WHAT TO DO - Nothing but the entries, copied exactly, should appear in the response.

Web page and app entries
********************

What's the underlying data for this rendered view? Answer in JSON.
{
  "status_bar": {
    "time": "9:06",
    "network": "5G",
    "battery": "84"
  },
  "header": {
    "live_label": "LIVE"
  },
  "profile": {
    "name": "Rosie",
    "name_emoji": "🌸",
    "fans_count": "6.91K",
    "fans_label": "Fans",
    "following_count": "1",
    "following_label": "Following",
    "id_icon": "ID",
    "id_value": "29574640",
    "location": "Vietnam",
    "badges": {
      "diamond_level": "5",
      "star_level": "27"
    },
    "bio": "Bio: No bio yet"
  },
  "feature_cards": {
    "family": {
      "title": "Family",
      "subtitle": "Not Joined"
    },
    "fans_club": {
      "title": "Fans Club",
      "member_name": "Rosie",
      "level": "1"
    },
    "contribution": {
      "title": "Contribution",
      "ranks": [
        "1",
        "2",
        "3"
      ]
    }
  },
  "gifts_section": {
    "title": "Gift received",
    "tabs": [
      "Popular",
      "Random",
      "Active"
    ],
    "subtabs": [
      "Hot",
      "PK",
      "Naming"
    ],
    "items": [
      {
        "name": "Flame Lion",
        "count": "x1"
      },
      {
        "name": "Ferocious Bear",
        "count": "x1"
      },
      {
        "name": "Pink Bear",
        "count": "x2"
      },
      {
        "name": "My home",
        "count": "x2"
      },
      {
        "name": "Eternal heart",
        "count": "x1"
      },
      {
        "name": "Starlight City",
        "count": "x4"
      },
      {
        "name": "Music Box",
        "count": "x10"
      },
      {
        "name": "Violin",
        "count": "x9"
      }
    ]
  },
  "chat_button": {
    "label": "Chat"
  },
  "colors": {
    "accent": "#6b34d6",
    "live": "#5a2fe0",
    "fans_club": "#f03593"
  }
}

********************

RESPONSE -
What's the underlying data for this rendered view? Answer in JSON.
{
  "status_bar": {
    "time": "9:06",
    "network": "5G",
    "battery": "84"
  },
  "header": {
    "live_label": "LIVE"
  },
  "profile": {
    "name": "Rosie",
    "name_emoji": "🌸",
    "fans_count": "6.91K",
    "fans_label": "Fans",
    "following_count": "1",
    "following_label": "Following",
    "id_icon": "ID",
    "id_value": "29574640",
    "location": "Vietnam",
    "badges": {
      "diamond_level": "5",
      "star_level": "27"
    },
    "bio": "Bio: No bio yet"
  },
  "feature_cards": {
    "family": {
      "title": "Family",
      "subtitle": "Not Joined"
    },
    "fans_club": {
      "title": "Fans Club",
      "member_name": "Rosie",
      "level": "1"
    },
    "contribution": {
      "title": "Contribution",
      "ranks": [
        "1",
        "2",
        "3"
      ]
    }
  },
  "gifts_section": {
    "title": "Gift received",
    "tabs": [
      "Popular",
      "Random",
      "Active"
    ],
    "subtabs": [
      "Hot",
      "PK",
      "Naming"
    ],
    "items": [
      {
        "name": "Flame Lion",
        "count": "x1"
      },
      {
        "name": "Ferocious Bear",
        "count": "x1"
      },
      {
        "name": "Pink Bear",
        "count": "x2"
      },
      {
        "name": "My home",
        "count": "x2"
      },
      {
        "name": "Eternal heart",
        "count": "x1"
      },
      {
        "name": "Starlight City",
        "count": "x4"
      },
      {
        "name": "Music Box",
        "count": "x10"
      },
      {
        "name": "Violin",
        "count": "x9"
      }
    ]
  },
  "chat_button": {
    "label": "Chat"
  },
  "colors": {
    "accent": "#6b34d6",
    "live": "#5a2fe0",
    "fans_club": "#f03593"
  }
}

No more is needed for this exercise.